Two and a half years later, Sally Horner died in an automobile accident. She was fifteen.

Nabokov liked to say that reality is the only word that should also be squeezed between the tongs of quotation marks. As I observed below, the colors that he assigned to Quilty’s cars were actual paint codes in American-made cars in the early fifties. And then this case, which bears such an uncanny similarity to the plot of Lolita that I almost suspect Nabokov of discovering in it the germ of his novel, and then concealing the source in a parenthetical sentence in an unimportant scene in a late chapter. Nabokov was a master illusionist—to conceal his necessary and sufficient realism.

2 comments:

R. T. Davis said...

Bravo to your student who did the innovative research. You must be gratified to have such a student in your class. Every now and then (but not often enough) I have the thrill of being pleasantly surprised by students.
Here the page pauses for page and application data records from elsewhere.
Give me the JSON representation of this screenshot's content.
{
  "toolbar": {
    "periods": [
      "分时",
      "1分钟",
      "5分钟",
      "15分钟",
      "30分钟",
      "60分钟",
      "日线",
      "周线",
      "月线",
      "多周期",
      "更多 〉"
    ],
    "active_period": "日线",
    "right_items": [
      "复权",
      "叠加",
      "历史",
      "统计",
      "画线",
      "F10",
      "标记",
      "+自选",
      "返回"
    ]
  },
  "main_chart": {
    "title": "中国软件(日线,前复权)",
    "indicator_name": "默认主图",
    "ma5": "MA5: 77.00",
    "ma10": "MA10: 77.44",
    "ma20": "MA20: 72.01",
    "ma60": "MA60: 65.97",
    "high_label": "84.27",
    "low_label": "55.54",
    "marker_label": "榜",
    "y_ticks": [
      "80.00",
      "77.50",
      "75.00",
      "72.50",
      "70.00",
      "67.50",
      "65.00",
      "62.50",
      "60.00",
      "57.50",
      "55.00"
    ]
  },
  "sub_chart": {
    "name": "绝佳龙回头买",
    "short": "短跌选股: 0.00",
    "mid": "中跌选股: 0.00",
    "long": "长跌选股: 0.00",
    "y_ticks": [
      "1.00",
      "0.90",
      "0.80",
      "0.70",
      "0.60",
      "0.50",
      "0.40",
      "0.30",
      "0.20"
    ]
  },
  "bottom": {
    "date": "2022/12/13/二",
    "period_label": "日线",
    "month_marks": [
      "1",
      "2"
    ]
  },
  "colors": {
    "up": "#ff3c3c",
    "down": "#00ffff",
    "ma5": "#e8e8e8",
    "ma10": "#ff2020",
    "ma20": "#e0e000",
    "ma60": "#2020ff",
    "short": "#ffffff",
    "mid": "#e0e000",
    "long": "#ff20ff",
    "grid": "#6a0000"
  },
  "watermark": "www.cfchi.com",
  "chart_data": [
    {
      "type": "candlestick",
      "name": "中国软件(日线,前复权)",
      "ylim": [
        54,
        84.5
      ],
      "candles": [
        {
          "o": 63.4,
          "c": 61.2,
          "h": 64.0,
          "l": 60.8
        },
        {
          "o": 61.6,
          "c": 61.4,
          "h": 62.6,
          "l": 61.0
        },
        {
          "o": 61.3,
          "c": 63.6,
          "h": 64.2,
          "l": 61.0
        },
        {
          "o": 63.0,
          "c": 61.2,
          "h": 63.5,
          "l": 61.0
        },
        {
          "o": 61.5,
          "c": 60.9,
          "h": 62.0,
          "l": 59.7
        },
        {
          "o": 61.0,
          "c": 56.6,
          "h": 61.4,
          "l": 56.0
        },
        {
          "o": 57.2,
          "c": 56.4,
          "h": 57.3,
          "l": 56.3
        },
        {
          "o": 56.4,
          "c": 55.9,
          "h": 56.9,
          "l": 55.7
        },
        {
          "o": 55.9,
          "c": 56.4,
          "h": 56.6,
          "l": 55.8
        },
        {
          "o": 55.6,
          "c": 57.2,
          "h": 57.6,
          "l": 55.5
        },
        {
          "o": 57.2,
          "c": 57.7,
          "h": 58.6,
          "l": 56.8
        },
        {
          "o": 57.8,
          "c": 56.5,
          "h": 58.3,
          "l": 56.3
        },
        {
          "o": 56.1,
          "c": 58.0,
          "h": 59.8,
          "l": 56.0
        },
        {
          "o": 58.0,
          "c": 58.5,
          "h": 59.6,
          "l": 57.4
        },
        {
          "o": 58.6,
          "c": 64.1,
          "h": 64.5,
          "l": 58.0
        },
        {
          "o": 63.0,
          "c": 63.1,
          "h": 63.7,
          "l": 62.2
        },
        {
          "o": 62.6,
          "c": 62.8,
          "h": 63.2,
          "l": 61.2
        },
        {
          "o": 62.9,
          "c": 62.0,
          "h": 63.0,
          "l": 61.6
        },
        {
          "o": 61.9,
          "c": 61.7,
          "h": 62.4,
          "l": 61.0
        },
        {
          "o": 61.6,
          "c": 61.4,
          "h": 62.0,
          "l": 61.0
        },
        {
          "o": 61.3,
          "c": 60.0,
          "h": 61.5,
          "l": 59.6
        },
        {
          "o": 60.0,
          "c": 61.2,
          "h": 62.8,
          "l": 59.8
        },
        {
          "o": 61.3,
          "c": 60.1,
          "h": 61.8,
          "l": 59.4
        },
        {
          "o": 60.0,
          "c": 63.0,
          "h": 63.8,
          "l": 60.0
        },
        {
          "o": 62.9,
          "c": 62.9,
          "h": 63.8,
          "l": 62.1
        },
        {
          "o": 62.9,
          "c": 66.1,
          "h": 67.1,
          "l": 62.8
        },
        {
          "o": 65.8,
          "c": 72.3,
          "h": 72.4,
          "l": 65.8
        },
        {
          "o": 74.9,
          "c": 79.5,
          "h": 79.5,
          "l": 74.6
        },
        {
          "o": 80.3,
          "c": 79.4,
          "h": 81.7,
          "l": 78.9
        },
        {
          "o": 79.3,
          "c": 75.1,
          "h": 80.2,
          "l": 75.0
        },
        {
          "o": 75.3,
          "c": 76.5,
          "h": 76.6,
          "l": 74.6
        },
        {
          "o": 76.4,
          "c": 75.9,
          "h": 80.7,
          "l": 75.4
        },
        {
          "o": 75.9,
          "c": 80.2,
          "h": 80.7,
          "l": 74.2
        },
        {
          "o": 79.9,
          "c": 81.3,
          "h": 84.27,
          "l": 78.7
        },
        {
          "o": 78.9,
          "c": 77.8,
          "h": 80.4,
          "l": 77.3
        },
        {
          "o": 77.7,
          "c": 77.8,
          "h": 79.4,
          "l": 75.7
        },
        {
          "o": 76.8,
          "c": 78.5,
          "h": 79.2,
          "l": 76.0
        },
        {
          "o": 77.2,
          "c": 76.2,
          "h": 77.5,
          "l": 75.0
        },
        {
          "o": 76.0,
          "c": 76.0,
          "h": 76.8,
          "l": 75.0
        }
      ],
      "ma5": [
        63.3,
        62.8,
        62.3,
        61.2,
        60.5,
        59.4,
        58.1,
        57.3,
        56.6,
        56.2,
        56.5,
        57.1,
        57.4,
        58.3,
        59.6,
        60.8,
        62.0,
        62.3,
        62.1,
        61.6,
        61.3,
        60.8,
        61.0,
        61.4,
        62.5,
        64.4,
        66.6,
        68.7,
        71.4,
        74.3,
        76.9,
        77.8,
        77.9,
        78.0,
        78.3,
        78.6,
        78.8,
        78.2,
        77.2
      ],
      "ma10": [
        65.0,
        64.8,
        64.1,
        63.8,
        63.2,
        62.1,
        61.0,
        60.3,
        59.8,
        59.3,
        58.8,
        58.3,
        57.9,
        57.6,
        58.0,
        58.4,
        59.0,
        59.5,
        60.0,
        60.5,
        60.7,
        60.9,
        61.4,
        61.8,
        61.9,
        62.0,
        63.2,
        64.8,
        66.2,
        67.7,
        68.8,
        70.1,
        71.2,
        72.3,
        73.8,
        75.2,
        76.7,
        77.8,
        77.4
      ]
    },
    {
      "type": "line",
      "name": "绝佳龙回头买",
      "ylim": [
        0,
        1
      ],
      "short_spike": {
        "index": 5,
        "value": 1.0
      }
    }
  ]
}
Then it makes a life in the classroom worthwhile.

Chrees said...

Wasn't for Lolita that Nabokov said his inspiration was an article about a zoo ape that, given drawing utensils, drew the bars on his cage? (I don't have my book available here at work) Given that he had worked on the book or had at least written a story with a germ of a Lolita-like story before 1948, I don't disbelieve him. But the LaSalle case must have crystallized how to approach writing Lolita.